In Brooklyn Heights, the Muse Will Cost You

Agreed: Williamsburg’s hipper, Dumbo’s artsier, and Park Slope has better schools (just watch where you park those strollers). But Brooklyn Heights loyalists maintain it’s still the most enchanting spot in the borough. So many exquisite townhomes line its streets, the phrase “brownstone Brooklyn” was probably coined specifically for the neighborhood. (Nearly the whole area is protected as a historic district by the Landmarks Preservation Commission.) In the past, writers have descended here seeking their muse — Truman Capote, Carson McCullers, and Norman Mailer all called it home — lured by the quiet and remove. But literary types still seeking glory couldn’t afford it now: It’s easily one of the priciest neighborhoods in Brooklyn, with some houses as expensive as anything you’ll find in Manhattan. Apparently, all that beauty and history — the view from the promenade! Those cobblestone streets! — don’t come cheap. Still interested? Easter weekend means limited appointments, but plan a walk through the neighborhood after brunch. Find a new home after the jump. —S. Jhoanna Robledo


70 Clark St., nr. Henry St., Apt. 4L

Saturday, noon–1:30 p.m.



195 Adams St., nr. Tillary St., Apt. 2F

Sunday, by appointment (Jordan Glickstein, 646-732-3597)


75 Henry St., nr. Orange St.
Saturday and Sunday, by appointment (Madeline Williamson, 718-780-8115)


39 Sidney Pl., nr. Joralemon St.

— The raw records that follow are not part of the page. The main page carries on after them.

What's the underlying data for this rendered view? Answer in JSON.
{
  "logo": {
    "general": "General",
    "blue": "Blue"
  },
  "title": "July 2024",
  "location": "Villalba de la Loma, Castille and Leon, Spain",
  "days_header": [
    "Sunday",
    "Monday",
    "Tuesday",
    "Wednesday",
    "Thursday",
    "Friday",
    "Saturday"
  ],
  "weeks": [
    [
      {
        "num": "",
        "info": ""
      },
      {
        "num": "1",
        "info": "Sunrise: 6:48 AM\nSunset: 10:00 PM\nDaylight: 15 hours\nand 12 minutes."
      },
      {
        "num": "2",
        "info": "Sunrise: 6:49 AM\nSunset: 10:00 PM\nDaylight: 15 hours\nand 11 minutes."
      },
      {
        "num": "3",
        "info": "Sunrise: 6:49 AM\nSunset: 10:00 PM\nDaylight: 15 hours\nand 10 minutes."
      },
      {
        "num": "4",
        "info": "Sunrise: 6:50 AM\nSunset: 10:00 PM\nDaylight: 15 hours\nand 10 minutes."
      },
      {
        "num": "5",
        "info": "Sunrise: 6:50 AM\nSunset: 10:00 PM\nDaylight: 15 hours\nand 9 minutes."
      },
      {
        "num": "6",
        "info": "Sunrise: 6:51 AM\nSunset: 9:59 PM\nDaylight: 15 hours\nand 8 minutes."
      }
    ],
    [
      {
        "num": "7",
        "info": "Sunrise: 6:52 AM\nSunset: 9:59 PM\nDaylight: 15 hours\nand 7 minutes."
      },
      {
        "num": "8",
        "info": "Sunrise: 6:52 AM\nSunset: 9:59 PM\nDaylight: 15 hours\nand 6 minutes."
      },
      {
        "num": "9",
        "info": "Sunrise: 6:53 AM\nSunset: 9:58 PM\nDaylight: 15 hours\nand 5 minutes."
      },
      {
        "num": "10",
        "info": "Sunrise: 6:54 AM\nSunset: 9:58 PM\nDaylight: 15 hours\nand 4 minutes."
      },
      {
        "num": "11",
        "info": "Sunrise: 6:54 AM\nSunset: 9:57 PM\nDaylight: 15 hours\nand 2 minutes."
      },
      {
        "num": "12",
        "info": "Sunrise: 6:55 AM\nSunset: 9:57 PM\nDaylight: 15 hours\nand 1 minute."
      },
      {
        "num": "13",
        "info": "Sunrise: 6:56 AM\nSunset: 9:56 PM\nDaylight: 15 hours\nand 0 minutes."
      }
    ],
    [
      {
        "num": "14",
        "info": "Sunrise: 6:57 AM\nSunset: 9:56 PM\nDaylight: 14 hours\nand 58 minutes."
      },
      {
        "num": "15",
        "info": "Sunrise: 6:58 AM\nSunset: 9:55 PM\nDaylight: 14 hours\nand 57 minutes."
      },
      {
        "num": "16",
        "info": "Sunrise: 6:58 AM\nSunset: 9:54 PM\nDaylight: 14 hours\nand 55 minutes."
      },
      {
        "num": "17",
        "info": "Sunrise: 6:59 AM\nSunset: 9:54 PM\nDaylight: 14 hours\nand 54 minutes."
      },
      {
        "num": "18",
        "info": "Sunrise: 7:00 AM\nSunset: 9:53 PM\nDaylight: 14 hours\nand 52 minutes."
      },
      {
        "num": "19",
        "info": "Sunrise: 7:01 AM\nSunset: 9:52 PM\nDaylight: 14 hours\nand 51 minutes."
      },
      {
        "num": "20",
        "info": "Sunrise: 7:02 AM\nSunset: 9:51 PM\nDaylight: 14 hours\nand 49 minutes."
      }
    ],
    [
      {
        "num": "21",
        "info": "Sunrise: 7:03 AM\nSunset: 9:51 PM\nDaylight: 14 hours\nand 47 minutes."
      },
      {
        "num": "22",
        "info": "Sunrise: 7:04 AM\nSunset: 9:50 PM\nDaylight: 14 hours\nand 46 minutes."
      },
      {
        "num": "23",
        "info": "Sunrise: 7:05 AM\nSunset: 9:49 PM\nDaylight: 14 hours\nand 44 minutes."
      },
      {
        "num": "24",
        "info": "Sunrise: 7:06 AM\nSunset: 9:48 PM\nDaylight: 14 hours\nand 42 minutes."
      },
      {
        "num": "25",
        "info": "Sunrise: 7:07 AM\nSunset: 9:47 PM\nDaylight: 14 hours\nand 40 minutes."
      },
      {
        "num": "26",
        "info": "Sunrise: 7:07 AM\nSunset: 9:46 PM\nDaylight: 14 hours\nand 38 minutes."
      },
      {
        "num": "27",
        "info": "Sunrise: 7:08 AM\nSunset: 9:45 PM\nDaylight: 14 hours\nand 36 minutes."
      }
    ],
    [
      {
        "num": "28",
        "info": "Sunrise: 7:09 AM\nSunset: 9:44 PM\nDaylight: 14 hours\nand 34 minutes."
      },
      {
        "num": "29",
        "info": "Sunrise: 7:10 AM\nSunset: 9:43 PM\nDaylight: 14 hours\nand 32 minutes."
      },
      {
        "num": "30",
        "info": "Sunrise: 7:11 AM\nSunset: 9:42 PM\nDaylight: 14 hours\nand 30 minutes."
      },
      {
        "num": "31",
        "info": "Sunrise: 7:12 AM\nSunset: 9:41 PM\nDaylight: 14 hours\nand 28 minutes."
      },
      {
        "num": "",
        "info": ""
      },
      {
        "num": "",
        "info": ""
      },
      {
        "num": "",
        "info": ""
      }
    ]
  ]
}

Sunday, by appointment (Danielle Mosse, 917-501-5700)

$3.495 million

In Brooklyn Heights, the Muse Will Cost You